WHAT YOU ARE ASKED TO DO: Lines with the word "true" are the ones wanted. Copy each of them from the entries below.

Recorded data:

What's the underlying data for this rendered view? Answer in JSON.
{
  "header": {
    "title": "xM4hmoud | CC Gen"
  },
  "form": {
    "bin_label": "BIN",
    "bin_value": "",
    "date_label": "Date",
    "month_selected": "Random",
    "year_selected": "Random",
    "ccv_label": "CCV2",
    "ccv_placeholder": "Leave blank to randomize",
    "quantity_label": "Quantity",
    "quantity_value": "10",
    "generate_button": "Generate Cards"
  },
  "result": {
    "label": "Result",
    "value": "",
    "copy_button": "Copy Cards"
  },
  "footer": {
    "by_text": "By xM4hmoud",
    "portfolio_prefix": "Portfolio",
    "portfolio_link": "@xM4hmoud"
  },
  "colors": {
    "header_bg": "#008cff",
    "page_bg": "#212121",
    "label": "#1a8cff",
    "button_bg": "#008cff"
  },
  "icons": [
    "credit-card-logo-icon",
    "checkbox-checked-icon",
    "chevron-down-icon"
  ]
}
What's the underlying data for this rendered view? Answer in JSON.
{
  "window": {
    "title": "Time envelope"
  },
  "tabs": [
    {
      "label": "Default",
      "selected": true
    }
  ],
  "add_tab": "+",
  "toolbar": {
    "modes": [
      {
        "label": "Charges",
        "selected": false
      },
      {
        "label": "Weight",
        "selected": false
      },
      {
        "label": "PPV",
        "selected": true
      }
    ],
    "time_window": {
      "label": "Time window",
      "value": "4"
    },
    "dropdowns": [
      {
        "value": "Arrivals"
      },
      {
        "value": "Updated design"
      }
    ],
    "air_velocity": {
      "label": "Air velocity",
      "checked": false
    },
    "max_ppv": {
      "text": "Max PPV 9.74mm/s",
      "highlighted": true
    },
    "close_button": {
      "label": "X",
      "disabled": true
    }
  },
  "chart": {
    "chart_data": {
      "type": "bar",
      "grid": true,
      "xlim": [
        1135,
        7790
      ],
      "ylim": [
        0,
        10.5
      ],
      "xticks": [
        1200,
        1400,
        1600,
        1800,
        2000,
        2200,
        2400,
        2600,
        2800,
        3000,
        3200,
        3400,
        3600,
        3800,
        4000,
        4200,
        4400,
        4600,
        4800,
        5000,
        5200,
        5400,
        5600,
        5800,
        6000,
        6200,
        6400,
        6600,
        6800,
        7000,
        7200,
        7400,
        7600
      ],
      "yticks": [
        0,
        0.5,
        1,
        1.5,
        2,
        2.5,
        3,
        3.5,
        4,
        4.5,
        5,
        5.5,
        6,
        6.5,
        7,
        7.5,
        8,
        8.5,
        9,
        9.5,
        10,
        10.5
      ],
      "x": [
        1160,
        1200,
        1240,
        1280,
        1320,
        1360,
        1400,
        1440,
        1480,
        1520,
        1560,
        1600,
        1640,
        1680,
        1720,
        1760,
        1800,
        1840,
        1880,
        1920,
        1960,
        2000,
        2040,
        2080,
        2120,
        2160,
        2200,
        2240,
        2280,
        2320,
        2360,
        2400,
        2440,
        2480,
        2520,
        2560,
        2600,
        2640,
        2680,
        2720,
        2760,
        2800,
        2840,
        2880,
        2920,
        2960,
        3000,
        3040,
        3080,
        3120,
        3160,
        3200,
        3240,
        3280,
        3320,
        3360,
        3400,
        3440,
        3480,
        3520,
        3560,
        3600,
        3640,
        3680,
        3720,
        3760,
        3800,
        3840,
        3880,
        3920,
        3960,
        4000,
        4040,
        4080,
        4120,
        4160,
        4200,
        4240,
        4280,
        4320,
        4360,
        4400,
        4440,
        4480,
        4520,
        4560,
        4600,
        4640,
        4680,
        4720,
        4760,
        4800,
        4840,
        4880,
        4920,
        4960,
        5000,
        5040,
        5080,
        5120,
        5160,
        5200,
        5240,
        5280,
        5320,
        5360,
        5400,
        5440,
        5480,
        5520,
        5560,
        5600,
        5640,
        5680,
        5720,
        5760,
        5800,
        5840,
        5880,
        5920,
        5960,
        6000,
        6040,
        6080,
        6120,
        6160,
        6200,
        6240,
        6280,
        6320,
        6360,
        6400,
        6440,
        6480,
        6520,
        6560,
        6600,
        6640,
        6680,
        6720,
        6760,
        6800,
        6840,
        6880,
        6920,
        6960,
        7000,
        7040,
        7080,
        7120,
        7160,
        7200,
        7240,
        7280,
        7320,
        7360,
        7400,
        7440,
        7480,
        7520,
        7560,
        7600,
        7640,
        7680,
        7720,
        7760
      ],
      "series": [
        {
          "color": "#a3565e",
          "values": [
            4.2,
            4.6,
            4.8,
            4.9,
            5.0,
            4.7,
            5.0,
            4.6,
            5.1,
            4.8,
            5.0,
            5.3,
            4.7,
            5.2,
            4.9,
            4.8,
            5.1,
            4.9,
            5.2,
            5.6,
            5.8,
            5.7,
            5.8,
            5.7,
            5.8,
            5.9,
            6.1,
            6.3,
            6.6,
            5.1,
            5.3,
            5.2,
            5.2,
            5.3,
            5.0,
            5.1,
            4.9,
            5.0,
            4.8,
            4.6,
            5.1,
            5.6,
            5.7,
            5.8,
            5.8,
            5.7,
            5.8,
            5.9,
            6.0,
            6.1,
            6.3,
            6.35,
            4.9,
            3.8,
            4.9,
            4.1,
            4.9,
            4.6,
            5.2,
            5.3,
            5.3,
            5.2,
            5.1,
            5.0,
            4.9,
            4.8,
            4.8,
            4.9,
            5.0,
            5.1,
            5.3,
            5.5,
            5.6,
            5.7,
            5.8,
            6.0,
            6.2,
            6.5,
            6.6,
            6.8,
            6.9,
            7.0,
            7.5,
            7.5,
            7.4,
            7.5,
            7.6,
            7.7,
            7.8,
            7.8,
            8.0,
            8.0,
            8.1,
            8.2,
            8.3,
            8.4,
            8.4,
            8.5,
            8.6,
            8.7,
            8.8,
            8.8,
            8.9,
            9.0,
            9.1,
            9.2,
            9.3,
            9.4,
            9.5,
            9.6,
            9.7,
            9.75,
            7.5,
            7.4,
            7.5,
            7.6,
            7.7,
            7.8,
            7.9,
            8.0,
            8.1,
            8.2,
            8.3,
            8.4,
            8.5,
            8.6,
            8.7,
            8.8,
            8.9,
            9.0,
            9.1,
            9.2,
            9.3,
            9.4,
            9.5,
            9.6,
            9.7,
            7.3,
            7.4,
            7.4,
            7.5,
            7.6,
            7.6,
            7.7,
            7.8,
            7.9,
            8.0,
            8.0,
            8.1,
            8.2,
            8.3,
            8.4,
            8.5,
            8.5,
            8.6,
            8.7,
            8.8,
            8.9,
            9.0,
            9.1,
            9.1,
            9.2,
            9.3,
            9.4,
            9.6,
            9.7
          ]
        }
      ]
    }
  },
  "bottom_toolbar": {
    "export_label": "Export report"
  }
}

OUTPUT OF THE EXERCISE:
      "selected": true
        "selected": true
      "highlighted": true
      "disabled": true
      "grid": true,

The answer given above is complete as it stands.